Civil Disobedience Literary Analysis Essay. After reading Henry David Thoreau’s perspectives, choose one of the readings below to compare/contrast with the.
Thoreau's essay Civil Disobedience or Resistance to Civil Government, published inis a call to arms similar to the stances that people like Parks and King would later take. Thoreau argued. by Andrew Nsuk Civil Disobedience Analysis Civil Disobedience is an essay written by Henry David Thoreau.

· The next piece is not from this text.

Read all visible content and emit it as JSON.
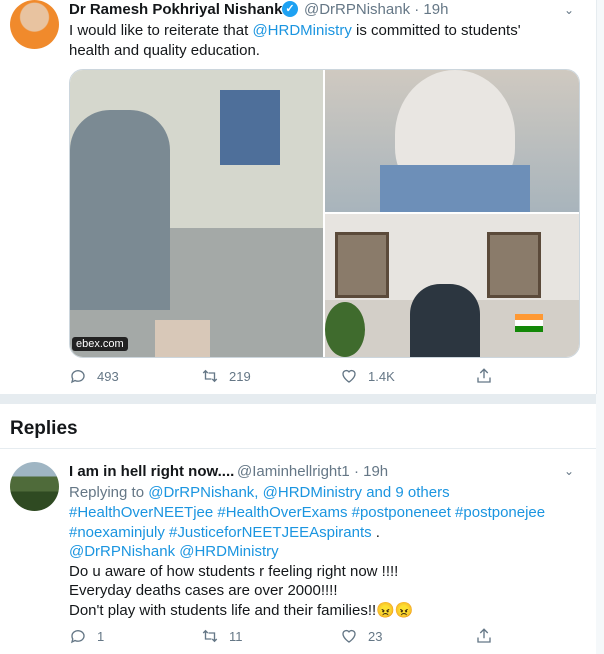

Civil Disobedience exposes the mind to the idea of prioritizing laws. Refusing to obey the laws and demands of the government. Resistance to Civil Government (Civil Disobedience) is an essay by American transcendentalist Henry David Thoreau that was first published in In it, Thoreau argues that individuals should not permit governments to overrule or atrophy their consciences, and that they have a duty to avoid allowing such acquiescence to enable the government to make them the agents of injustice.Download